I think the problem is that as racing has become more professional the costs have skyrocketed, but the revenues have also decreased, meaning each series has had to double down on what it considers its “core strength”, leaving behind the secondary things that provided additional interest. So when IndyCar has a snoozer, there’s nothing else to fall back on and everyone complains. When IMSA messes up BoP and a manufacturer gets unfairly punished, that is an affront because that variance is their “value proposition.” And when F1 lost the screaming V8s in favor of the faster but pedestrian sounding turbo hybrids, it very much lost its wow factor.

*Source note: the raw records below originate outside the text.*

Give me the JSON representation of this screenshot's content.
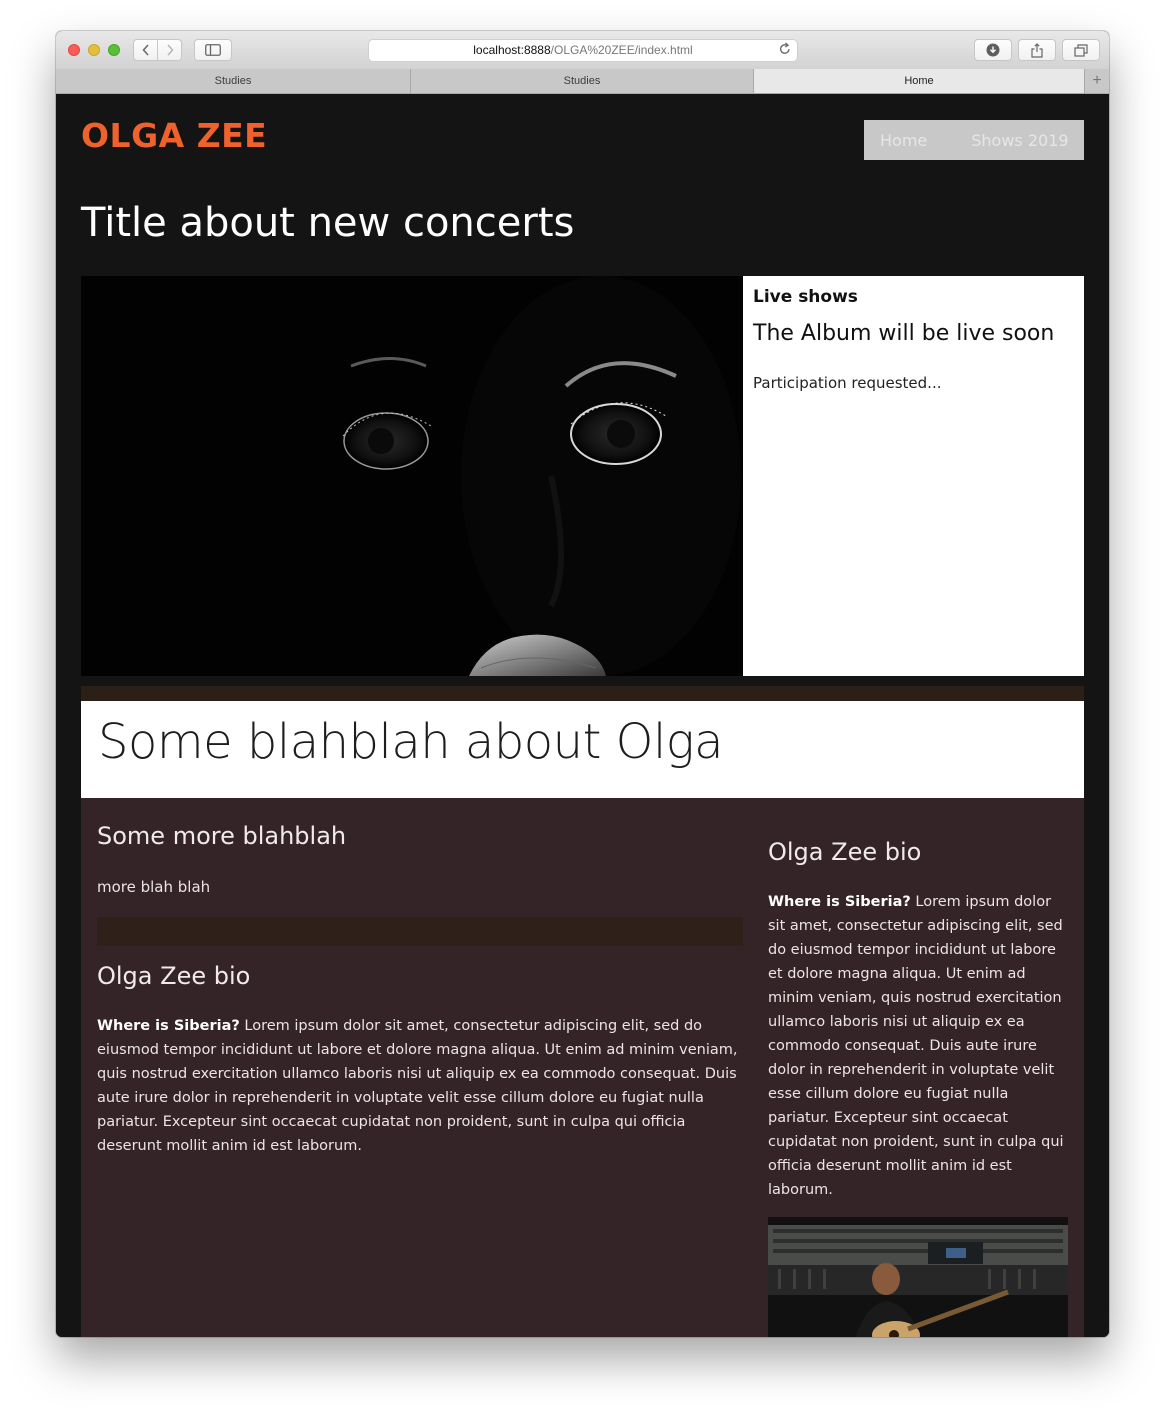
{
  "browser": {
    "url_host": "localhost:8888",
    "url_path": "/OLGA%20ZEE/index.html",
    "tabs": [
      "Studies",
      "Studies",
      "Home"
    ],
    "new_tab_label": "+"
  },
  "site": {
    "logo": "OLGA ZEE",
    "logo_color": "#f0622c",
    "nav": [
      "Home",
      "Shows 2019"
    ]
  },
  "hero": {
    "title": "Title about new concerts",
    "card": {
      "kicker": "Live shows",
      "heading": "The Album will be live soon",
      "text": "Participation requested..."
    }
  },
  "about": {
    "title": "Some blahblah about Olga",
    "left": {
      "heading": "Some more blahblah",
      "text": "more blah blah",
      "bio_heading": "Olga Zee bio",
      "bio_lead": "Where is Siberia?",
      "bio_body": " Lorem ipsum dolor sit amet, consectetur adipiscing elit, sed do eiusmod tempor incididunt ut labore et dolore magna aliqua. Ut enim ad minim veniam, quis nostrud exercitation ullamco laboris nisi ut aliquip ex ea commodo consequat. Duis aute irure dolor in reprehenderit in voluptate velit esse cillum dolore eu fugiat nulla pariatur. Excepteur sint occaecat cupidatat non proident, sunt in culpa qui officia deserunt mollit anim id est laborum."
    },
    "right": {
      "bio_heading": "Olga Zee bio",
      "bio_lead": "Where is Siberia?",
      "bio_body": " Lorem ipsum dolor sit amet, consectetur adipiscing elit, sed do eiusmod tempor incididunt ut labore et dolore magna aliqua. Ut enim ad minim veniam, quis nostrud exercitation ullamco laboris nisi ut aliquip ex ea commodo consequat. Duis aute irure dolor in reprehenderit in voluptate velit esse cillum dolore eu fugiat nulla pariatur. Excepteur sint occaecat cupidatat non proident, sunt in culpa qui officia deserunt mollit anim id est laborum."
    }
  }
}
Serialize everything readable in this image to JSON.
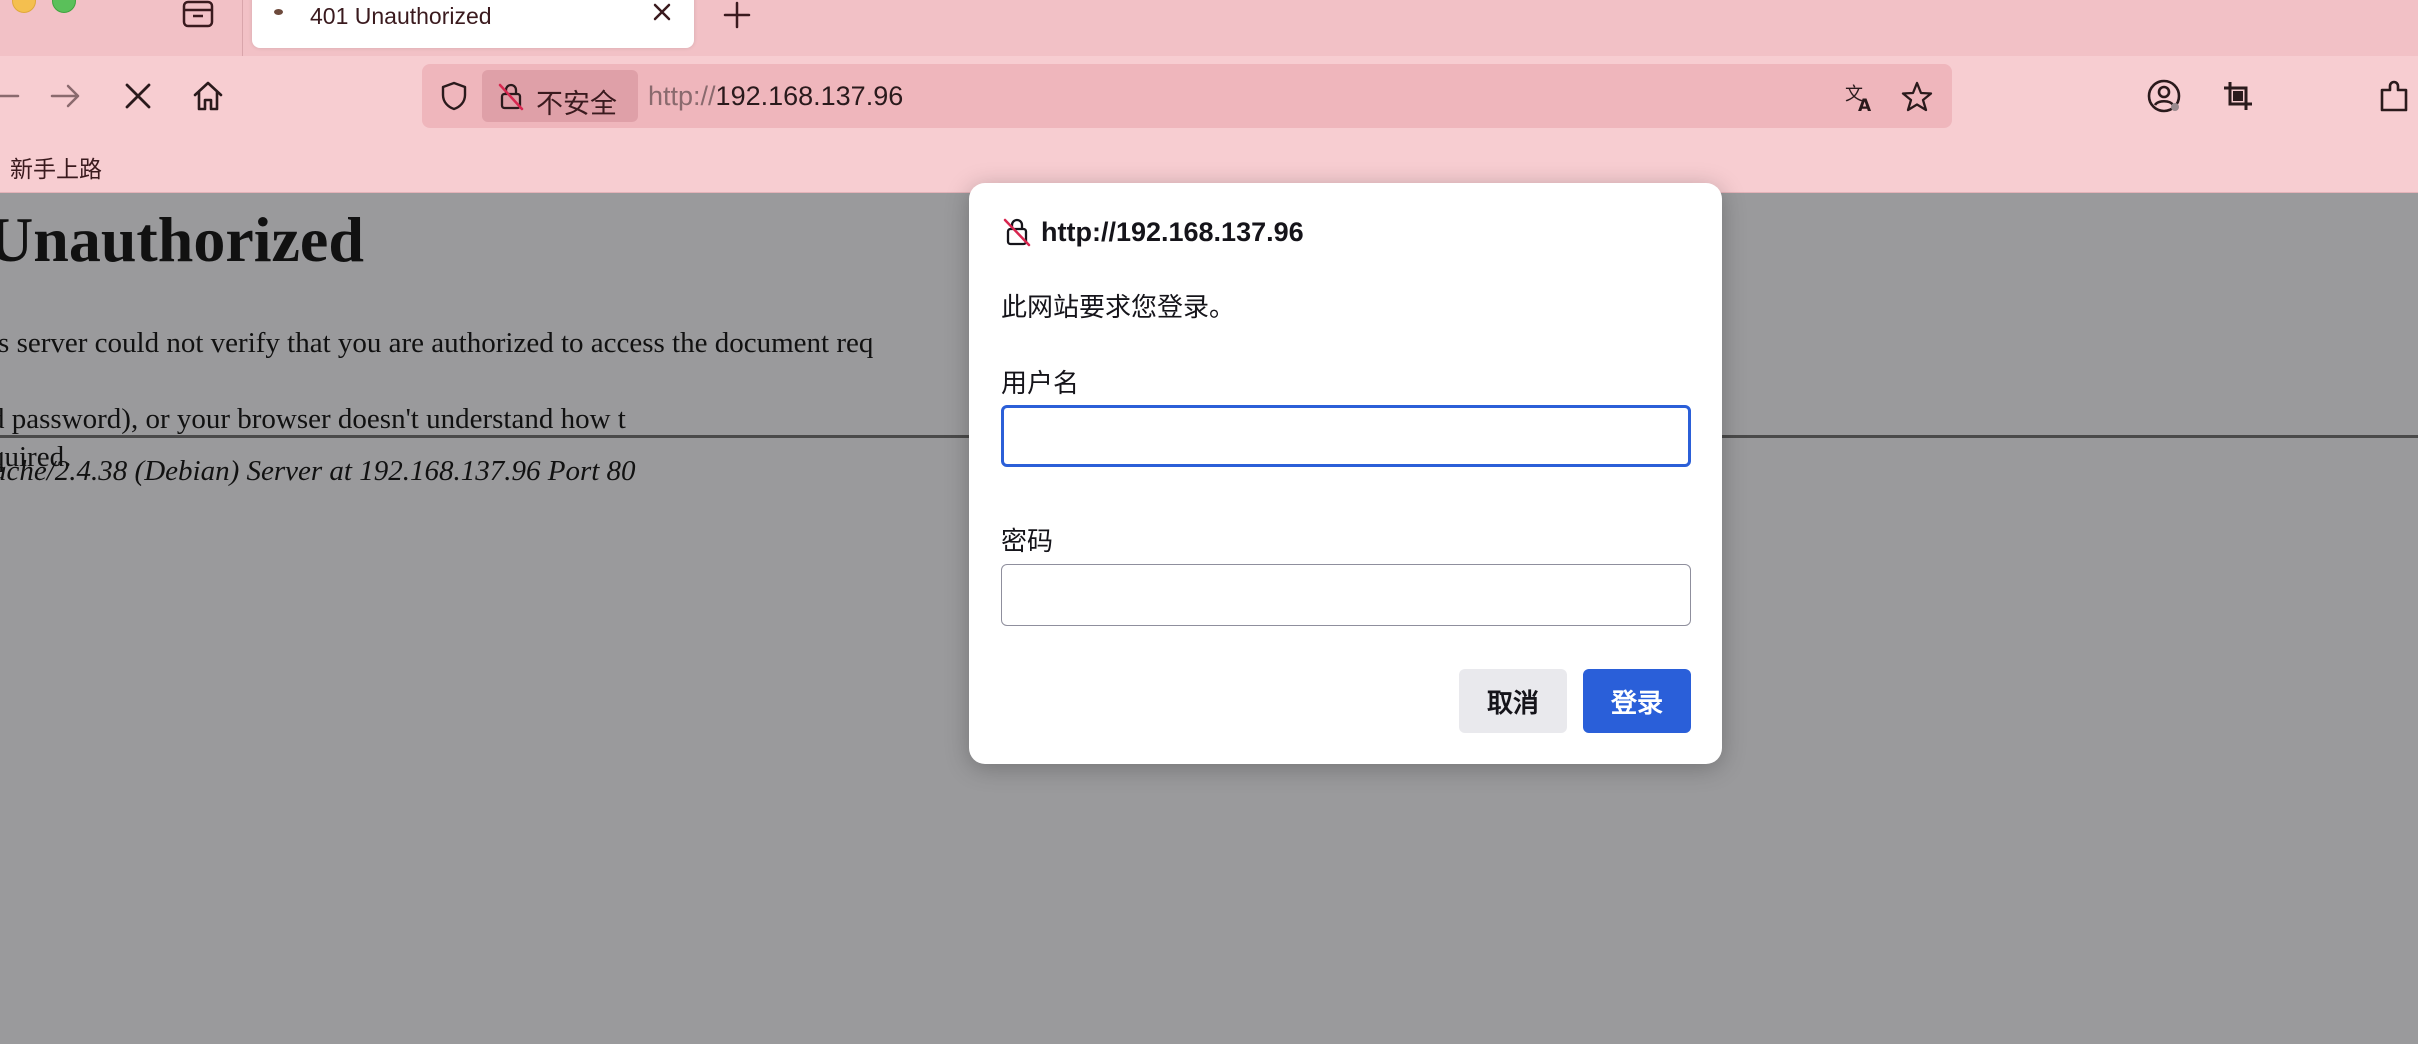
{
  "browser": {
    "tab": {
      "title": "401 Unauthorized"
    },
    "urlbar": {
      "security_label": "不安全",
      "url_scheme": "http://",
      "url_host": "192.168.137.96"
    },
    "bookmarks": [
      "新手上路"
    ]
  },
  "page": {
    "heading": "Unauthorized",
    "paragraph_line1": "is server could not verify that you are authorized to access the document req",
    "paragraph_line1_tail": "d password), or your browser doesn't understand how t",
    "paragraph_line2": "quired.",
    "address": "ache/2.4.38 (Debian) Server at 192.168.137.96 Port 80"
  },
  "dialog": {
    "origin": "http://192.168.137.96",
    "message": "此网站要求您登录。",
    "username_label": "用户名",
    "username_value": "",
    "password_label": "密码",
    "password_value": "",
    "cancel_label": "取消",
    "login_label": "登录"
  },
  "colors": {
    "chrome_tabstrip": "#f2c1c6",
    "chrome_toolbar": "#f7cdd1",
    "page_dimmed": "#9a9a9c",
    "primary_button": "#2a5fd9"
  }
}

This has resulted in a decreasing pool of fans factionalizing themselves into camps of the type of racing they want that offers them what they think is important, rather than fans accepting motor racing as a whole and the uniqueness of each series as a plus. The side effect has been intense complaining when a particular series doesn’t deliver on that single thing that the fans are following it for. Keep on doing what you do, and I’ll see you on TV when the races are on NBC network up here in Canada.

Marshall in Toronto